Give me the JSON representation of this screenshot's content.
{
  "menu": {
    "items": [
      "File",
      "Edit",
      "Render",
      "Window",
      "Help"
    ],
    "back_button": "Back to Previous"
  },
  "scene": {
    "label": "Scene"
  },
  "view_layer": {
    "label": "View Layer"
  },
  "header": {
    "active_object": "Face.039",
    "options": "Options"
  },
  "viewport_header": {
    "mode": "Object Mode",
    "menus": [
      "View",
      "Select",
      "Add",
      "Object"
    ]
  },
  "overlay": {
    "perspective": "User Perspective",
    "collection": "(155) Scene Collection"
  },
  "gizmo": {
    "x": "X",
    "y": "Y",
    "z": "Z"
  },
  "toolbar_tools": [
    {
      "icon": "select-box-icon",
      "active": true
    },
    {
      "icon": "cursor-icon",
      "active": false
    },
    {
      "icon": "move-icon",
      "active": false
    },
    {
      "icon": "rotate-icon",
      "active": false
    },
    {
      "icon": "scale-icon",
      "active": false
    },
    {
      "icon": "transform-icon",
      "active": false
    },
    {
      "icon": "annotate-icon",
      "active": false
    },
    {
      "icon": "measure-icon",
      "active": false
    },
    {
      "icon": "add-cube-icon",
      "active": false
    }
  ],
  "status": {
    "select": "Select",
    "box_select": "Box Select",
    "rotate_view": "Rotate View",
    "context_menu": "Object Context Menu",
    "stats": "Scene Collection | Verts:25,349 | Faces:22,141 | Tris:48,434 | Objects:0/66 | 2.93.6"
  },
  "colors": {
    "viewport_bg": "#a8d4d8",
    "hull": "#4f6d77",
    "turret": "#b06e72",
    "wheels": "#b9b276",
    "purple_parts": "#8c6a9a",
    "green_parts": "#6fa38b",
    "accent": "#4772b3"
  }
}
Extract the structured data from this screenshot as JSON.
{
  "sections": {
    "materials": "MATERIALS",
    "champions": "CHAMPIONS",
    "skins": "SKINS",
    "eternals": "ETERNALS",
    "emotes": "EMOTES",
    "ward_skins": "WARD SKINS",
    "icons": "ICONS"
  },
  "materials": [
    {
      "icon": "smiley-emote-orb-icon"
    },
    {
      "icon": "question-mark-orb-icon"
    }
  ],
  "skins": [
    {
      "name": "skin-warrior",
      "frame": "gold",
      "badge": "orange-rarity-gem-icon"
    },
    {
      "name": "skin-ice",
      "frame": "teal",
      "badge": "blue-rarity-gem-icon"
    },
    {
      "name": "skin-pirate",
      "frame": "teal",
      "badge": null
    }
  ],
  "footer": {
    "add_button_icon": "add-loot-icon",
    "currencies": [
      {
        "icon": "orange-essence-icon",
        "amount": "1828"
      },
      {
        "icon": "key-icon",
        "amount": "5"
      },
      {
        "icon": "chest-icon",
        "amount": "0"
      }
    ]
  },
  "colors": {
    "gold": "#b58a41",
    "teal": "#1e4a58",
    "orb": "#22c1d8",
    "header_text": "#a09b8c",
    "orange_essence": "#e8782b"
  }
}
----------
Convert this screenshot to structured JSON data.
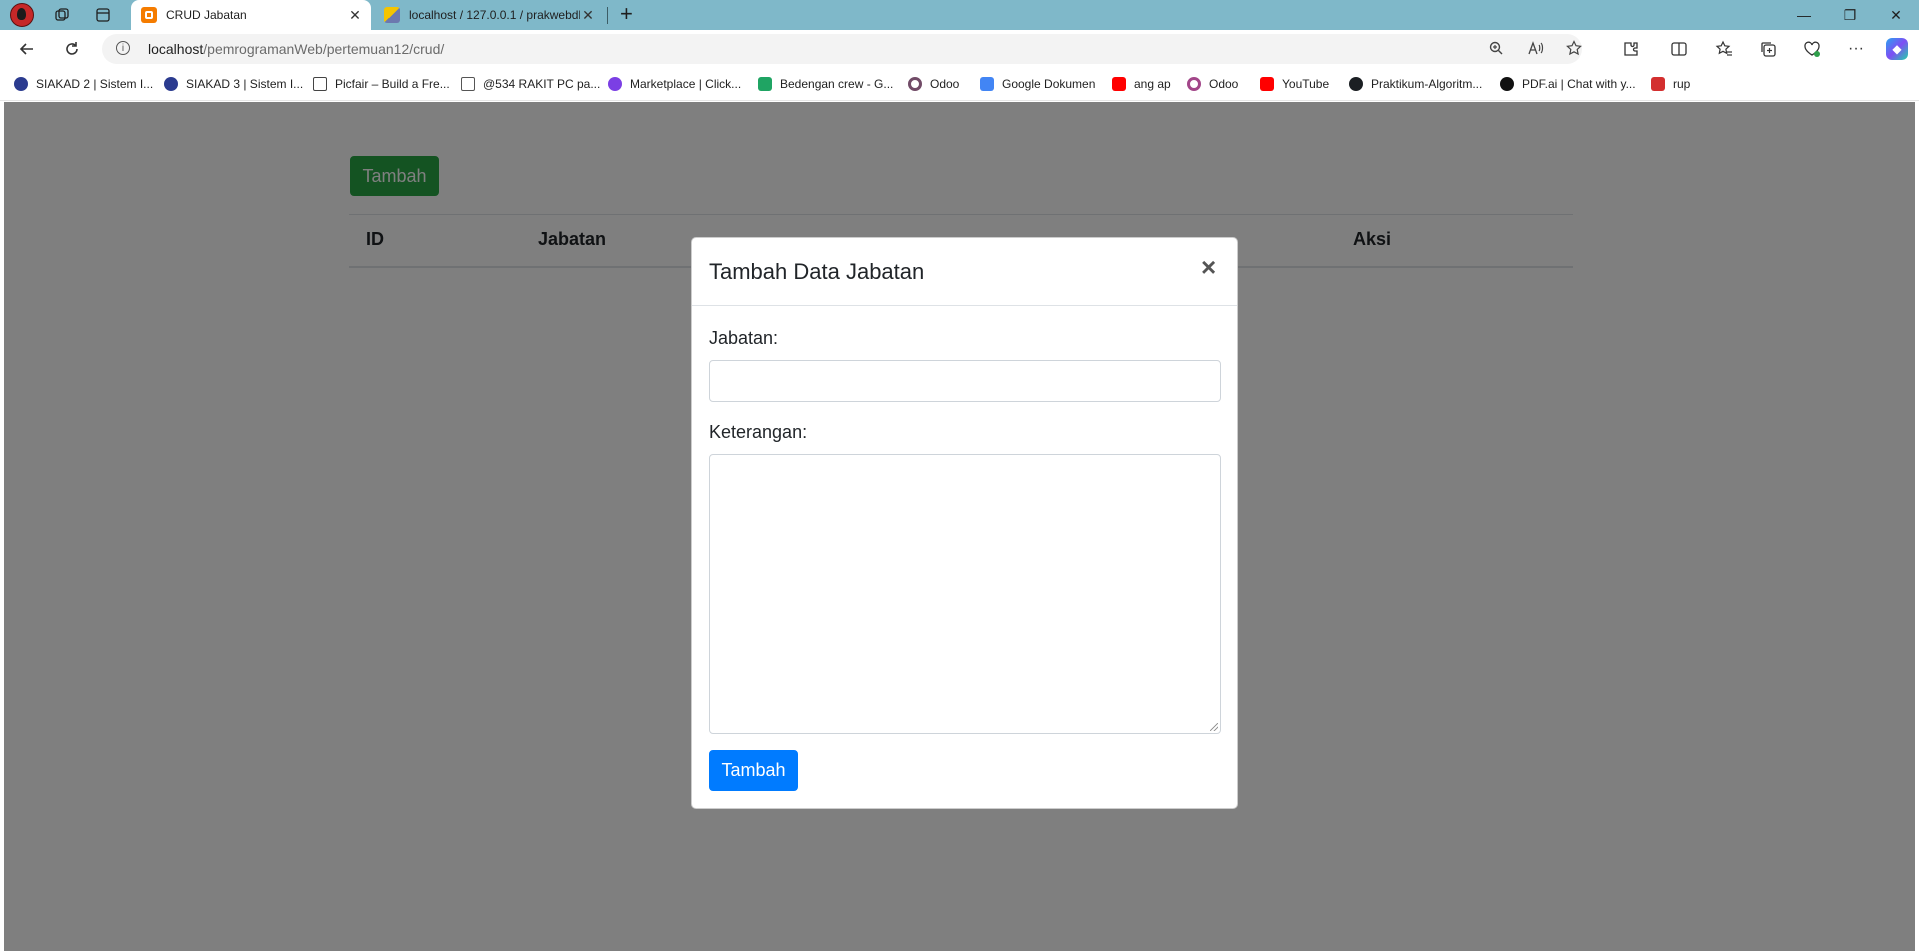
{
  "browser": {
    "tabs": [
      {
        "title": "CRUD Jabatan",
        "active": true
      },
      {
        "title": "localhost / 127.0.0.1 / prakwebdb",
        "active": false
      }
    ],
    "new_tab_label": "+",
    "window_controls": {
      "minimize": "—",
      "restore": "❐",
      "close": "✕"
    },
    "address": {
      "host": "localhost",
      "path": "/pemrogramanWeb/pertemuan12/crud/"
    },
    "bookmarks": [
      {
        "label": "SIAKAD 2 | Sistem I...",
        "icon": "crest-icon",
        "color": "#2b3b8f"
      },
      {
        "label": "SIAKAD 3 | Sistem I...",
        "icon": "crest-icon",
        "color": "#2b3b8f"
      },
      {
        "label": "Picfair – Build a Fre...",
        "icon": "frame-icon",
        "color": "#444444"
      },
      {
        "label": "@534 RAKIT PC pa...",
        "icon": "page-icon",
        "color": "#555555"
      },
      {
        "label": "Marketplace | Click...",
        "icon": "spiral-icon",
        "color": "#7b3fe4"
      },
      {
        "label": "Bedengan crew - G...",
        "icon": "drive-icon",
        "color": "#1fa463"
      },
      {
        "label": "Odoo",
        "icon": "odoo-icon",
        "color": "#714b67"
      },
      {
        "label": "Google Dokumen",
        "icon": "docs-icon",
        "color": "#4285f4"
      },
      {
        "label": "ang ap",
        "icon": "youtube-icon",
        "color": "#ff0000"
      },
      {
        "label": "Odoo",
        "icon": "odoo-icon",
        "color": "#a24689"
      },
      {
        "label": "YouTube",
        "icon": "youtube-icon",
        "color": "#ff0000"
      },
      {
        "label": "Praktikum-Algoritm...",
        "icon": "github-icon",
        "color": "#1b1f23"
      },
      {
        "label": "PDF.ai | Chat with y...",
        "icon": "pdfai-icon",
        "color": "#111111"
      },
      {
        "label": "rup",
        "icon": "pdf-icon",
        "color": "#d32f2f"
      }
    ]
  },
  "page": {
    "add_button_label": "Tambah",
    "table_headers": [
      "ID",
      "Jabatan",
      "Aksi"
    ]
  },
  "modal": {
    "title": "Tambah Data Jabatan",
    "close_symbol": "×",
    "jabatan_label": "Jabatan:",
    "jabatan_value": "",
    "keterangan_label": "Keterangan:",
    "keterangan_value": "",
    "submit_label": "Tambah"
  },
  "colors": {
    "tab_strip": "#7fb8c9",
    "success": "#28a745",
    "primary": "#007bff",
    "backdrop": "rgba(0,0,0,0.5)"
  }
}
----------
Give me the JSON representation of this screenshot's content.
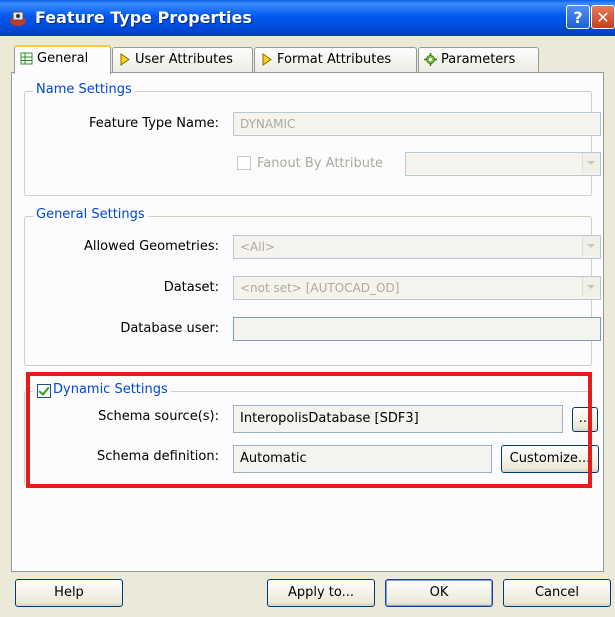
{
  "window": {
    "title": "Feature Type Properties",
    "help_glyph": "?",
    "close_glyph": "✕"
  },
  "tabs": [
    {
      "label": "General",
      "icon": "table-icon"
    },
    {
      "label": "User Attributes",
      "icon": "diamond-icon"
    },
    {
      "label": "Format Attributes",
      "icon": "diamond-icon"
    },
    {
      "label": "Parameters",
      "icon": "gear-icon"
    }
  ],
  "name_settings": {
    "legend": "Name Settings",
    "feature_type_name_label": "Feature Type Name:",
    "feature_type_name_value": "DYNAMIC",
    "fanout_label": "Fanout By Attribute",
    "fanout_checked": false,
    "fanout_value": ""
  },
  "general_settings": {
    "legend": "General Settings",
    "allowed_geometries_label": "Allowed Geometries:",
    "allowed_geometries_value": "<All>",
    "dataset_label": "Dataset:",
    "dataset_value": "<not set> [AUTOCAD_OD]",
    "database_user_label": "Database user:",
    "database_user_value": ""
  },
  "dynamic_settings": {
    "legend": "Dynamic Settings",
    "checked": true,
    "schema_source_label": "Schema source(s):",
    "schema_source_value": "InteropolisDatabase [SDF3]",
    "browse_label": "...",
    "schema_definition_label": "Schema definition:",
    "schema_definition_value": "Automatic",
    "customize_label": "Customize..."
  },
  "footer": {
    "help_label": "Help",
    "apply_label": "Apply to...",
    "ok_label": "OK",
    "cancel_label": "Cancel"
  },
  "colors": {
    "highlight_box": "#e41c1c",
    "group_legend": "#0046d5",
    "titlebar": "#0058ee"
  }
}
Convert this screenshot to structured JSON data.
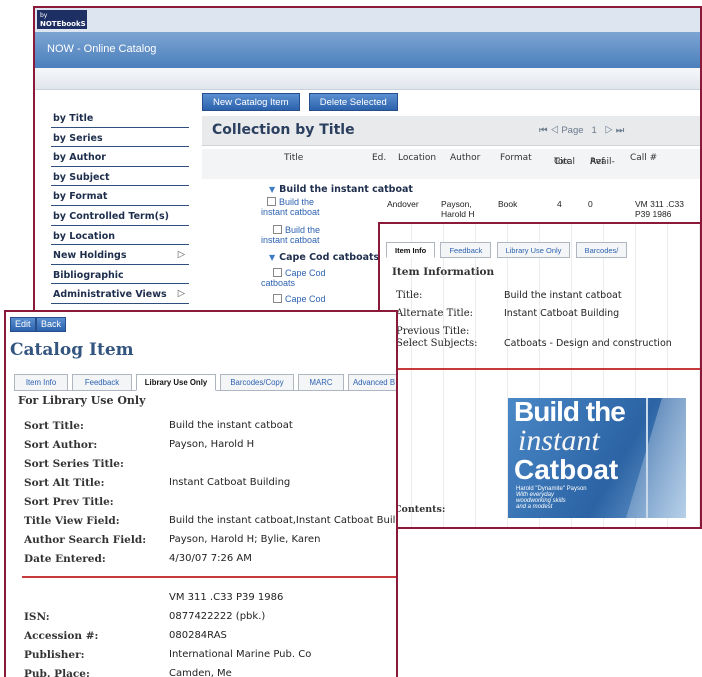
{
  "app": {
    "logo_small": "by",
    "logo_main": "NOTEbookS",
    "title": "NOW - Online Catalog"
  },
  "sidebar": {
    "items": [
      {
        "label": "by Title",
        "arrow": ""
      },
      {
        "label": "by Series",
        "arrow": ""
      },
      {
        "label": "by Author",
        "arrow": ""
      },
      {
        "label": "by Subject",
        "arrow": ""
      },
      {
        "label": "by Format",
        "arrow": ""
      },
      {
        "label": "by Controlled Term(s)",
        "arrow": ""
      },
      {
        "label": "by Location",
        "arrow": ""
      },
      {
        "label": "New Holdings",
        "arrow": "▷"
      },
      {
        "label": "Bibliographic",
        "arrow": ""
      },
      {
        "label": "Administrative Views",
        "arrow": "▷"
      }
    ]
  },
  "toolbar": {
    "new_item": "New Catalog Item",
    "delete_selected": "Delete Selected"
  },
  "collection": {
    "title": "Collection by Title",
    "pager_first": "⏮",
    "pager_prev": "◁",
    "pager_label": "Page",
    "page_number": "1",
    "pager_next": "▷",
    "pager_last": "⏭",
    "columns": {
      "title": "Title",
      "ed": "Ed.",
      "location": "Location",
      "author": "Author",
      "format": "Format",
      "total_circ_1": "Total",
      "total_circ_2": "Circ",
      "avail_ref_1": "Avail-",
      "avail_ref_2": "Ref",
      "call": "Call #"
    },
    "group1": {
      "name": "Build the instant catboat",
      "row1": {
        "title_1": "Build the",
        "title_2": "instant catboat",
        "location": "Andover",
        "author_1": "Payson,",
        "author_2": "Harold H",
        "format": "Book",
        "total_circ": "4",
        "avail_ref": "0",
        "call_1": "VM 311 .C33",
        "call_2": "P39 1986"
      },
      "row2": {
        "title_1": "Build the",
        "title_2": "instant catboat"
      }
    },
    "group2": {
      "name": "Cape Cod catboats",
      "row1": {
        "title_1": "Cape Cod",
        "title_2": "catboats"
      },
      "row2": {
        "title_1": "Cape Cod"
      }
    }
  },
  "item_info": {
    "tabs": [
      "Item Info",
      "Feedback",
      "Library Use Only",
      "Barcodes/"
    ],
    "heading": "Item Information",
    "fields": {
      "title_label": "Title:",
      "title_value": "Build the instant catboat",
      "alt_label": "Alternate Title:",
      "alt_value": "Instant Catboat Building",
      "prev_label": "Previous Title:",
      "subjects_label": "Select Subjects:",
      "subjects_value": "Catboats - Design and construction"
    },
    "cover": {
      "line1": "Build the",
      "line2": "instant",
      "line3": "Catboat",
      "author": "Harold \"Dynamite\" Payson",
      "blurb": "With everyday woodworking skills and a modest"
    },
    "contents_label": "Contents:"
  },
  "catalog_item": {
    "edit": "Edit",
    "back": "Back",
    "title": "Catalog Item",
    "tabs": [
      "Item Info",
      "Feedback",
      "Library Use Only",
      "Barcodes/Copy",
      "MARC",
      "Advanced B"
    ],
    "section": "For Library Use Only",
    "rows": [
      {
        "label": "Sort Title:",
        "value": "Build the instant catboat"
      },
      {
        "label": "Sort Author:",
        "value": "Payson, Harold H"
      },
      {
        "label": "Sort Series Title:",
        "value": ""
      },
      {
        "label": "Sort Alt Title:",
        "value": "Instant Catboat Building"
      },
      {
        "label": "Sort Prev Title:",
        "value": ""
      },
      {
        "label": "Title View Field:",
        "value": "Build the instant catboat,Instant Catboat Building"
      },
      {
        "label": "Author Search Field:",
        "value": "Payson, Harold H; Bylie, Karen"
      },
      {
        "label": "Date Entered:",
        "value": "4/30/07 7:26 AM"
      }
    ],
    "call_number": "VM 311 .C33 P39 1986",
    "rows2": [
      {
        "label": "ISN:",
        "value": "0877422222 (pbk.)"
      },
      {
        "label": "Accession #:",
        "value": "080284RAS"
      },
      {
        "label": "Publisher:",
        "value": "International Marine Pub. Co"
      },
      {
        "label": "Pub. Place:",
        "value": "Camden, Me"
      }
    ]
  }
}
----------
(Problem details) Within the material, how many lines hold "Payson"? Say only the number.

(Answer to this exercise) 4